Tea culture of India (part 3)


Besides the native Assam tea bush, the British were also trying to smuggle the much-prized tea plants and seeds of China into India such as Camellia sinensis sinensis. The tea bushes were grown in the high-altitude, cool, rainy, and rugged mountains of Darjeeling where the environment mirrored China. By the mid 1850s, tea growing in Darjeeling had been so successful; however, Darjeeling produces 1 percent of India’s total tea output which would never reach the output of tea from Assam. Darjeeling is often refer to as the “Champagne” of teas which is similar to the fickle grapes of France. Darjeeling tea quality vary from year to year depending on the weather, soil conditions, and the terrain where the bushes grow.


Located in the state of West Bengal in eastern India, Darjeeling’s tea growing area range from 2,000 to 7,000 feet and spread across hills, valleys, steep vertical mountain ranges and up into alpine forests. Many microclimates throughout Darjeeling were formed due to the radical changes in elevation, including cool misty breezes, subtropical forest humidity, strong sunshine and monsoon rains. The challenging geography and rough, inaccessible terrain make Darjeeling to be an exclusive tea.

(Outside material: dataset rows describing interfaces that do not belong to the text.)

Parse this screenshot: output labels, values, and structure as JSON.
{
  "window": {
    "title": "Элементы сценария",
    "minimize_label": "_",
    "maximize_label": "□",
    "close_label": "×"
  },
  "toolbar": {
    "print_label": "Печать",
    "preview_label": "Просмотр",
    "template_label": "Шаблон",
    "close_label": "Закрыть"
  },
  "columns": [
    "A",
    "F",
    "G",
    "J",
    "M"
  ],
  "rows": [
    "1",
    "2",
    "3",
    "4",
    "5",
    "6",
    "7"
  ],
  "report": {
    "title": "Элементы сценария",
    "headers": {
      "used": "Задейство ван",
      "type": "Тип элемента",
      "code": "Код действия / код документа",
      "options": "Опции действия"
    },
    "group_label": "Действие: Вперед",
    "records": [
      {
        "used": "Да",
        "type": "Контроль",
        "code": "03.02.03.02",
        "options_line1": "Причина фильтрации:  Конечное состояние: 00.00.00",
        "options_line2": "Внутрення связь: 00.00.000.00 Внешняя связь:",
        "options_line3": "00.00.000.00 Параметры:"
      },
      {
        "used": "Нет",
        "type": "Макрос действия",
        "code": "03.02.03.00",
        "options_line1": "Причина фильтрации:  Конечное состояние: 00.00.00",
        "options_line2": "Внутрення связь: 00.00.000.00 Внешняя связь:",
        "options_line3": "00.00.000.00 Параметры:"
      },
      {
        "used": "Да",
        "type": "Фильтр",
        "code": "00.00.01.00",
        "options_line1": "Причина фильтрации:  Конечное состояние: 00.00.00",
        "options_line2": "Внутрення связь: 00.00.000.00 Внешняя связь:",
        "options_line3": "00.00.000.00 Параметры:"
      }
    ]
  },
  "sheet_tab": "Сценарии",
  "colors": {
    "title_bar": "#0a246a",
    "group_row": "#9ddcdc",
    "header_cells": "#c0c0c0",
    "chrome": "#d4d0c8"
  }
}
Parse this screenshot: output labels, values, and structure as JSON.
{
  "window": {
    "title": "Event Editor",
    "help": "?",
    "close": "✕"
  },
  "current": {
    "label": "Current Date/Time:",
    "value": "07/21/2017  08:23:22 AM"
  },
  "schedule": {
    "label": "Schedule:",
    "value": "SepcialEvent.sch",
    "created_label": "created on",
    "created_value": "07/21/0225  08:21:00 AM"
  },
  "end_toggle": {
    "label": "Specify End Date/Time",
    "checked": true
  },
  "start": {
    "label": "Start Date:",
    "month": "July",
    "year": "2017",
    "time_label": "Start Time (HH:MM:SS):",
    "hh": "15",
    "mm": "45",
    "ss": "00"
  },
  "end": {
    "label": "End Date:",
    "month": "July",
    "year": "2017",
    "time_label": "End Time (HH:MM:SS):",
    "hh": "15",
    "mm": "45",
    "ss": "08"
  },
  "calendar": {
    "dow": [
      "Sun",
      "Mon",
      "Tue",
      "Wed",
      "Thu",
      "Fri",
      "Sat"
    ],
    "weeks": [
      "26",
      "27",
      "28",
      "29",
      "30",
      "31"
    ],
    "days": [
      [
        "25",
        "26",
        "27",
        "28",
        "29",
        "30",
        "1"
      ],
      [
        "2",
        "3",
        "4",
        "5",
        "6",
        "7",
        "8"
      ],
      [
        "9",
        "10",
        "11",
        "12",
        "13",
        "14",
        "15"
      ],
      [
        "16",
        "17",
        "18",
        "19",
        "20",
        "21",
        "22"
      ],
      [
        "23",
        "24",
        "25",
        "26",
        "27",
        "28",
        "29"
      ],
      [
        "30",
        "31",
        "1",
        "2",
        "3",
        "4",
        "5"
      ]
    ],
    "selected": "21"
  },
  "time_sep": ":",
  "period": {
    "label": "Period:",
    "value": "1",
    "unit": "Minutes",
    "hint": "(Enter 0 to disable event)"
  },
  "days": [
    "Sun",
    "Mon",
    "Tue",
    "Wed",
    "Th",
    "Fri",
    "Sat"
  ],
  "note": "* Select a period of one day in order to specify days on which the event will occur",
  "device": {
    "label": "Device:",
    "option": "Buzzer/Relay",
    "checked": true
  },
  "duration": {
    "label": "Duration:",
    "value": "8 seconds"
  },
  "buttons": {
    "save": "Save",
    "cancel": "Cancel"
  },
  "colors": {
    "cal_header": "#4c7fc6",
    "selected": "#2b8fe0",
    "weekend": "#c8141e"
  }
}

The unique and prized flavor of Darjeeling tea is defined by the terrain; of which, the teas grown at higher elevation in colder temperatures is the most expensive. The high prices are due to the Darjeeling bush growing in the steep terrain which makes it difficult to harvest, especially in fickle weather.


Darjeeling tea both variety (assamica) and the China variety (sinensis), are completely unique to this region of India where it has acclimated to the high elevation and rugged climate similar but unique from China’s. Therefore, many Darjeeling tea bushes may be a China-India hybrid, but it can’t be found anywhere else in the world.